TASK DESCRIPTION:
Reproduce the listing below verbatim.

━━━━━━━━━━━━━━━━

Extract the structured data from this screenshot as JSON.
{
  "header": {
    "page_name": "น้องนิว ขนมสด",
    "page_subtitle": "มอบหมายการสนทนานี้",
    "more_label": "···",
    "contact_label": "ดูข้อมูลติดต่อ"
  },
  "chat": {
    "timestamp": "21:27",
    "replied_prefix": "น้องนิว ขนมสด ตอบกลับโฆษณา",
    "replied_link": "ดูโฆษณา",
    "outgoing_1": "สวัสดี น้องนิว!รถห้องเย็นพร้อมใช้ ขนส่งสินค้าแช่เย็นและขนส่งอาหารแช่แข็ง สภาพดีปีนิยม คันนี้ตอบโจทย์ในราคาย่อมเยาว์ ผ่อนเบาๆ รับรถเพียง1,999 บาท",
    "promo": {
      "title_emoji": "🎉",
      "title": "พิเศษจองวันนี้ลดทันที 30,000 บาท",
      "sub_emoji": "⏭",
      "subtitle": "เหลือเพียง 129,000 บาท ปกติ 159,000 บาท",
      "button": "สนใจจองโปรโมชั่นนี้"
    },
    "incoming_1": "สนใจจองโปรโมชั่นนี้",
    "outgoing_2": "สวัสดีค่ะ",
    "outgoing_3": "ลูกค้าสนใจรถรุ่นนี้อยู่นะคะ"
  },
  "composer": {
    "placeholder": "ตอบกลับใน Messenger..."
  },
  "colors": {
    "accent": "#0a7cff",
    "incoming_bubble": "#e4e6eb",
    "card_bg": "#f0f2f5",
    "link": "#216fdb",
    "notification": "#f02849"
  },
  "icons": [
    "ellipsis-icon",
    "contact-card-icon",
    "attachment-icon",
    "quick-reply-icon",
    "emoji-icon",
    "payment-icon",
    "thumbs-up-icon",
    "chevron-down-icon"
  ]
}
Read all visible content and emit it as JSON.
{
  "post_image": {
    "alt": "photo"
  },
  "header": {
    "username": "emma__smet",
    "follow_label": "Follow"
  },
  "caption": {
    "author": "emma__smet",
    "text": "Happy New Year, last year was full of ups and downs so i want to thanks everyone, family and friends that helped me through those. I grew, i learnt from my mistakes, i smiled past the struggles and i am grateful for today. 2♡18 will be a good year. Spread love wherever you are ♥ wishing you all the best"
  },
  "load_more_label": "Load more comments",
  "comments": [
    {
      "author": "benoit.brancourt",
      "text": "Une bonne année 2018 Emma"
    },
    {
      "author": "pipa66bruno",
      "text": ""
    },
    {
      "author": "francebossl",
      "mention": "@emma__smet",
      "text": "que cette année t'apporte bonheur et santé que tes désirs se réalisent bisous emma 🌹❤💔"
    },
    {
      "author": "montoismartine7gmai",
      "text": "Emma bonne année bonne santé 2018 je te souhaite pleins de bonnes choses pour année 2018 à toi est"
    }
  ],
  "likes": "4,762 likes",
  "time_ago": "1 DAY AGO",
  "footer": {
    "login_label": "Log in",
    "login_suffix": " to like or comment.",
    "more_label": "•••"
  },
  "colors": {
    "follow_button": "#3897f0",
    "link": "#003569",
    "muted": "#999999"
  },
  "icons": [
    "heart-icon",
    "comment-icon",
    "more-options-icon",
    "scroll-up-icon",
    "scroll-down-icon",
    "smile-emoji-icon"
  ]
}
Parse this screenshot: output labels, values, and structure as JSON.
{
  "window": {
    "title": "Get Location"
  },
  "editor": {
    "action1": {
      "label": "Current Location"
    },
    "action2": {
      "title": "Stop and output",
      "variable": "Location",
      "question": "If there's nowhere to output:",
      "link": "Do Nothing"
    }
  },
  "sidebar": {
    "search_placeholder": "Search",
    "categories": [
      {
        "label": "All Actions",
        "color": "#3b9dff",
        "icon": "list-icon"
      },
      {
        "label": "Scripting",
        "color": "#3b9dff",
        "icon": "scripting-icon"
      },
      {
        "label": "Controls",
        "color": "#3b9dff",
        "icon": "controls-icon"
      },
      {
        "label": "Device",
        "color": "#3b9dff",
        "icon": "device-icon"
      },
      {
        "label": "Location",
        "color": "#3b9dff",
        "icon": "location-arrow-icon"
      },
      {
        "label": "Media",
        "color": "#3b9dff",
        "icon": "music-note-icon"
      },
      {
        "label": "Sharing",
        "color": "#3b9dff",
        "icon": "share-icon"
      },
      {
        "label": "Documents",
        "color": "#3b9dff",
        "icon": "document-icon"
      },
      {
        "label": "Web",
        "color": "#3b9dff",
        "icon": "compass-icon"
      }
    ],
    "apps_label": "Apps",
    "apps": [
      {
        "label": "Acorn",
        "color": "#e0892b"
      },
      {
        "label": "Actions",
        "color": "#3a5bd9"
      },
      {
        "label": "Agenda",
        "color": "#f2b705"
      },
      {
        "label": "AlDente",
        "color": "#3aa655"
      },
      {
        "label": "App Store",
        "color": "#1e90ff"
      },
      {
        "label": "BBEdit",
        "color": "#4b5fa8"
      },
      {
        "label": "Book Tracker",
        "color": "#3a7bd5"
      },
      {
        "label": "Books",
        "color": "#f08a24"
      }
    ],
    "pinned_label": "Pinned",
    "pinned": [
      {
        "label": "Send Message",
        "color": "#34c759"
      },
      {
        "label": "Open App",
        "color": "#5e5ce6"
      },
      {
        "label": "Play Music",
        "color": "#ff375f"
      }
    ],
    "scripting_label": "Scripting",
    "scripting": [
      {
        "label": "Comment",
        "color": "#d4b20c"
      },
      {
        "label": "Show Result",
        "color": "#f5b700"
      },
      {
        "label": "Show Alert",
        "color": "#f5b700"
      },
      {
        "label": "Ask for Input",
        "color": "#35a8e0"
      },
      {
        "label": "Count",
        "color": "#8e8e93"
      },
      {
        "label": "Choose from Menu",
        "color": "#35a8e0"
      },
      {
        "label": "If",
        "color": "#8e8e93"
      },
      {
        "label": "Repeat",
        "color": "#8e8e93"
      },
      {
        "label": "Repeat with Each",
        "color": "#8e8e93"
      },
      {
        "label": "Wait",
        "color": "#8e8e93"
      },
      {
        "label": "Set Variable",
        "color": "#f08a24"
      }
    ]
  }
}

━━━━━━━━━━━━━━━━

SOLVED PROBLEM:
Extract the structured data from this screenshot as JSON.
{
  "header": {
    "page_name": "น้องนิว ขนมสด",
    "page_subtitle": "มอบหมายการสนทนานี้",
    "more_label": "···",
    "contact_label": "ดูข้อมูลติดต่อ"
  },
  "chat": {
    "timestamp": "21:27",
    "replied_prefix": "น้องนิว ขนมสด ตอบกลับโฆษณา",
    "replied_link": "ดูโฆษณา",
    "outgoing_1": "สวัสดี น้องนิว!รถห้องเย็นพร้อมใช้ ขนส่งสินค้าแช่เย็นและขนส่งอาหารแช่แข็ง สภาพดีปีนิยม คันนี้ตอบโจทย์ในราคาย่อมเยาว์ ผ่อนเบาๆ รับรถเพียง1,999 บาท",
    "promo": {
      "title_emoji": "🎉",
      "title": "พิเศษจองวันนี้ลดทันที 30,000 บาท",
      "sub_emoji": "⏭",
      "subtitle": "เหลือเพียง 129,000 บาท ปกติ 159,000 บาท",
      "button": "สนใจจองโปรโมชั่นนี้"
    },
    "incoming_1": "สนใจจองโปรโมชั่นนี้",
    "outgoing_2": "สวัสดีค่ะ",
    "outgoing_3": "ลูกค้าสนใจรถรุ่นนี้อยู่นะคะ"
  },
  "composer": {
    "placeholder": "ตอบกลับใน Messenger..."
  },
  "colors": {
    "accent": "#0a7cff",
    "incoming_bubble": "#e4e6eb",
    "card_bg": "#f0f2f5",
    "link": "#216fdb",
    "notification": "#f02849"
  },
  "icons": [
    "ellipsis-icon",
    "contact-card-icon",
    "attachment-icon",
    "quick-reply-icon",
    "emoji-icon",
    "payment-icon",
    "thumbs-up-icon",
    "chevron-down-icon"
  ]
}
Read all visible content and emit it as JSON.
{
  "post_image": {
    "alt": "photo"
  },
  "header": {
    "username": "emma__smet",
    "follow_label": "Follow"
  },
  "caption": {
    "author": "emma__smet",
    "text": "Happy New Year, last year was full of ups and downs so i want to thanks everyone, family and friends that helped me through those. I grew, i learnt from my mistakes, i smiled past the struggles and i am grateful for today. 2♡18 will be a good year. Spread love wherever you are ♥ wishing you all the best"
  },
  "load_more_label": "Load more comments",
  "comments": [
    {
      "author": "benoit.brancourt",
      "text": "Une bonne année 2018 Emma"
    },
    {
      "author": "pipa66bruno",
      "text": ""
    },
    {
      "author": "francebossl",
      "mention": "@emma__smet",
      "text": "que cette année t'apporte bonheur et santé que tes désirs se réalisent bisous emma 🌹❤💔"
    },
    {
      "author": "montoismartine7gmai",
      "text": "Emma bonne année bonne santé 2018 je te souhaite pleins de bonnes choses pour année 2018 à toi est"
    }
  ],
  "likes": "4,762 likes",
  "time_ago": "1 DAY AGO",
  "footer": {
    "login_label": "Log in",
    "login_suffix": " to like or comment.",
    "more_label": "•••"
  },
  "colors": {
    "follow_button": "#3897f0",
    "link": "#003569",
    "muted": "#999999"
  },
  "icons": [
    "heart-icon",
    "comment-icon",
    "more-options-icon",
    "scroll-up-icon",
    "scroll-down-icon",
    "smile-emoji-icon"
  ]
}
Parse this screenshot: output labels, values, and structure as JSON.
{
  "window": {
    "title": "Get Location"
  },
  "editor": {
    "action1": {
      "label": "Current Location"
    },
    "action2": {
      "title": "Stop and output",
      "variable": "Location",
      "question": "If there's nowhere to output:",
      "link": "Do Nothing"
    }
  },
  "sidebar": {
    "search_placeholder": "Search",
    "categories": [
      {
        "label": "All Actions",
        "color": "#3b9dff",
        "icon": "list-icon"
      },
      {
        "label": "Scripting",
        "color": "#3b9dff",
        "icon": "scripting-icon"
      },
      {
        "label": "Controls",
        "color": "#3b9dff",
        "icon": "controls-icon"
      },
      {
        "label": "Device",
        "color": "#3b9dff",
        "icon": "device-icon"
      },
      {
        "label": "Location",
        "color": "#3b9dff",
        "icon": "location-arrow-icon"
      },
      {
        "label": "Media",
        "color": "#3b9dff",
        "icon": "music-note-icon"
      },
      {
        "label": "Sharing",
        "color": "#3b9dff",
        "icon": "share-icon"
      },
      {
        "label": "Documents",
        "color": "#3b9dff",
        "icon": "document-icon"
      },
      {
        "label": "Web",
        "color": "#3b9dff",
        "icon": "compass-icon"
      }
    ],
    "apps_label": "Apps",
    "apps": [
      {
        "label": "Acorn",
        "color": "#e0892b"
      },
      {
        "label": "Actions",
        "color": "#3a5bd9"
      },
      {
        "label": "Agenda",
        "color": "#f2b705"
      },
      {
        "label": "AlDente",
        "color": "#3aa655"
      },
      {
        "label": "App Store",
        "color": "#1e90ff"
      },
      {
        "label": "BBEdit",
        "color": "#4b5fa8"
      },
      {
        "label": "Book Tracker",
        "color": "#3a7bd5"
      },
      {
        "label": "Books",
        "color": "#f08a24"
      }
    ],
    "pinned_label": "Pinned",
    "pinned": [
      {
        "label": "Send Message",
        "color": "#34c759"
      },
      {
        "label": "Open App",
        "color": "#5e5ce6"
      },
      {
        "label": "Play Music",
        "color": "#ff375f"
      }
    ],
    "scripting_label": "Scripting",
    "scripting": [
      {
        "label": "Comment",
        "color": "#d4b20c"
      },
      {
        "label": "Show Result",
        "color": "#f5b700"
      },
      {
        "label": "Show Alert",
        "color": "#f5b700"
      },
      {
        "label": "Ask for Input",
        "color": "#35a8e0"
      },
      {
        "label": "Count",
        "color": "#8e8e93"
      },
      {
        "label": "Choose from Menu",
        "color": "#35a8e0"
      },
      {
        "label": "If",
        "color": "#8e8e93"
      },
      {
        "label": "Repeat",
        "color": "#8e8e93"
      },
      {
        "label": "Repeat with Each",
        "color": "#8e8e93"
      },
      {
        "label": "Wait",
        "color": "#8e8e93"
      },
      {
        "label": "Set Variable",
        "color": "#f08a24"
      }
    ]
  }
}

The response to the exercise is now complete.